There’s no doubt that Gibbs has some pretty serious influences though – Gil Evans, Charles Ives and Messiaen are three often cited, and Gibbs studied at the Berklee School of Music from 1959 where he became friends with the vibraphonist Gary Burton and studied with Gunther Schuller and George Russell. In 1966 he had the chance for further study at the famous Tanglewood Summer School with Aaron Copland, Xenakis, Schuller and Lukas Foss. I was reminded of Gibbs while revisiting Sweet Rain, the 1967 album by Stan Getz . The title track, brought to Getz’s attention by Burton, is a Gibbs composition, later also recorded by Burton and by Gibbs himself.
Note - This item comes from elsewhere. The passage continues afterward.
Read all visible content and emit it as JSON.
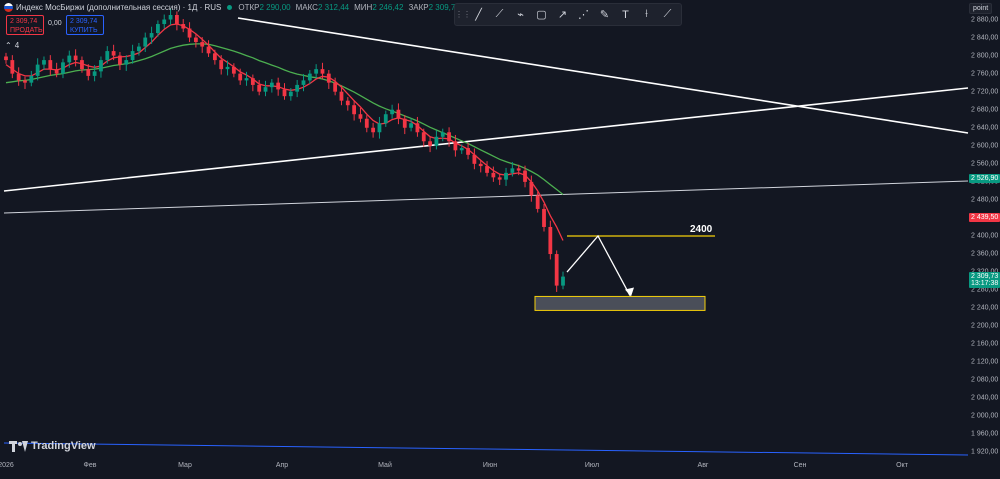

Getz’s version is something of a miracle, effortlessly spanning the gap between free jazz and gentle ballad. Getz achieves this partly because of his beautiful sound, but also through his effortless improvisation over the complex, ambiguous harmonies. Beguiled by the sound, we don’t notice the distance we are traveling. The theme itself is an unusual ten bars long, and while the first four bars are the most distinctive part of the melody, it plays above a harmonic no-mans land. Only at bar 4 do we get to a recognizable cadence, establishing what turns out to be the tonic key, Db. Then follows a sequence, upwards in the melody, downwards in the bass spanning the next two bars, then back to the “tonic” Db major 7th chord on bar 7. Bars 7 to 10 linger on four rich jazz chords with a pedal note held on the tonic Db. In one interview, Gibbs called these ‘Hollywood chords’: “I know it’s syrupy, but I love it”, he said.

These three more easily recognizable signposts – the first cadence, the sequence, and the Hollywood chords – serve as anchor points for the improvisations that follow – Getz over the next four 10-bar changes, Corea for the following three, then back to Getz for one more change of improvisation before the theme returns. They counteract the instability of the 10 bar change length (rather than the expected 12), and those first three bars of floating tonality (which we would typically expect to start in the home key). And the start of each set of changes is disguised even further by the fluidity of Getz’s melodic invention, backed ably by a young, pre-electric Chick Corea on piano, bassist Ron Carter and drummer Grady Tate. The album Sweet Rain, and the earlier Focus of 1961 – on which Getz improvises freely above a very strictly written out string chart composed by Eddie Sauter – are two of his greatest recordings. (The score shown above is available from this site.